All of the data that follows should be retyped exactly, please, except the pictures.

______

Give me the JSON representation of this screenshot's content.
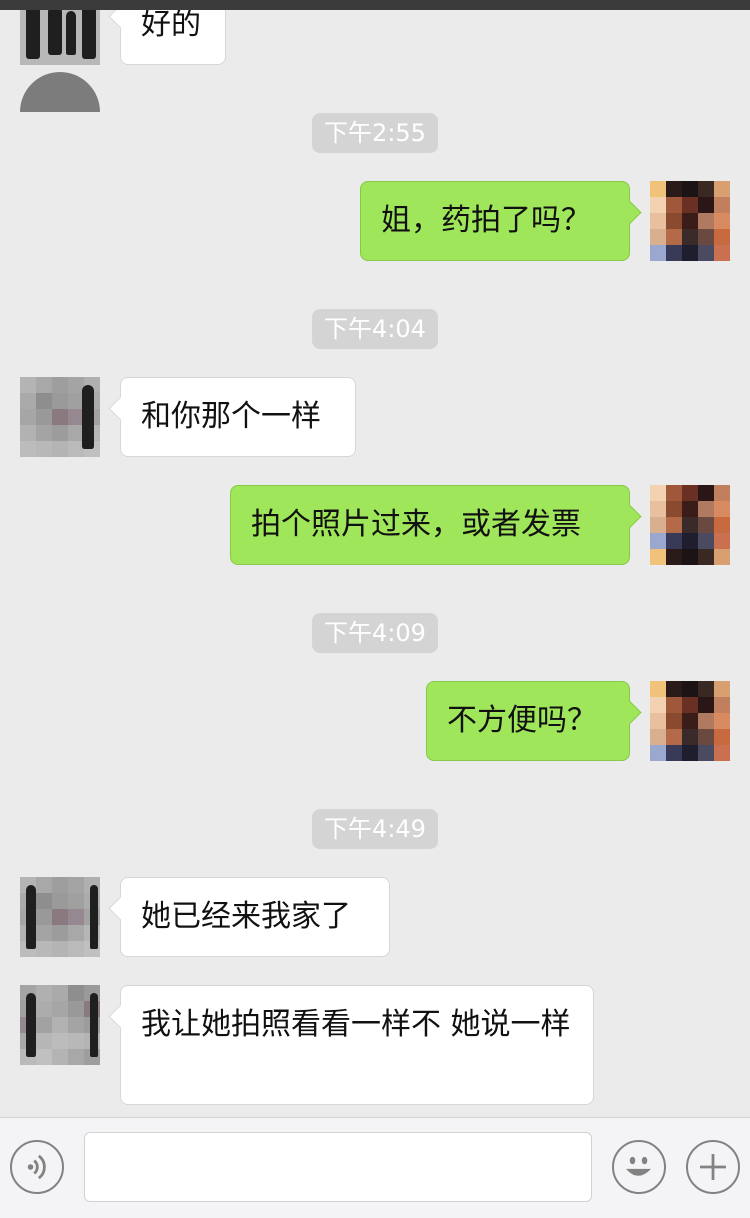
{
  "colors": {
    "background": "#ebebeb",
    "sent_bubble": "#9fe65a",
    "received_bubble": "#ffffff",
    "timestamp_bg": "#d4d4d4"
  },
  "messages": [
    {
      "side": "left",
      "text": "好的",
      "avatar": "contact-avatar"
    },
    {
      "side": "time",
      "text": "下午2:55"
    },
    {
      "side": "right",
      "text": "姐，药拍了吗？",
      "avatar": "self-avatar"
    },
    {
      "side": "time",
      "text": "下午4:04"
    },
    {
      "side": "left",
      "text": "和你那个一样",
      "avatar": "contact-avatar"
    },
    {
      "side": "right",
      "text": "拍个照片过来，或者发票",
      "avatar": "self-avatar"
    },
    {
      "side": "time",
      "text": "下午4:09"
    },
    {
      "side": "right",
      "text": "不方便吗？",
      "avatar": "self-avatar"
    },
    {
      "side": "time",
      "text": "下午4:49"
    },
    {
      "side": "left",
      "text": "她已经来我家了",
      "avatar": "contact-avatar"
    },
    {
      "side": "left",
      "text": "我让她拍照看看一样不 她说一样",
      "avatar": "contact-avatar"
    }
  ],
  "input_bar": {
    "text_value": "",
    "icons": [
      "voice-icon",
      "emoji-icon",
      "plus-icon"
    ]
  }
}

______

(Output for this exercise):
Give me the JSON representation of this screenshot's content.
{
  "colors": {
    "background": "#ebebeb",
    "sent_bubble": "#9fe65a",
    "received_bubble": "#ffffff",
    "timestamp_bg": "#d4d4d4"
  },
  "messages": [
    {
      "side": "left",
      "text": "好的",
      "avatar": "contact-avatar"
    },
    {
      "side": "time",
      "text": "下午2:55"
    },
    {
      "side": "right",
      "text": "姐，药拍了吗？",
      "avatar": "self-avatar"
    },
    {
      "side": "time",
      "text": "下午4:04"
    },
    {
      "side": "left",
      "text": "和你那个一样",
      "avatar": "contact-avatar"
    },
    {
      "side": "right",
      "text": "拍个照片过来，或者发票",
      "avatar": "self-avatar"
    },
    {
      "side": "time",
      "text": "下午4:09"
    },
    {
      "side": "right",
      "text": "不方便吗？",
      "avatar": "self-avatar"
    },
    {
      "side": "time",
      "text": "下午4:49"
    },
    {
      "side": "left",
      "text": "她已经来我家了",
      "avatar": "contact-avatar"
    },
    {
      "side": "left",
      "text": "我让她拍照看看一样不 她说一样",
      "avatar": "contact-avatar"
    }
  ],
  "input_bar": {
    "text_value": "",
    "icons": [
      "voice-icon",
      "emoji-icon",
      "plus-icon"
    ]
  }
}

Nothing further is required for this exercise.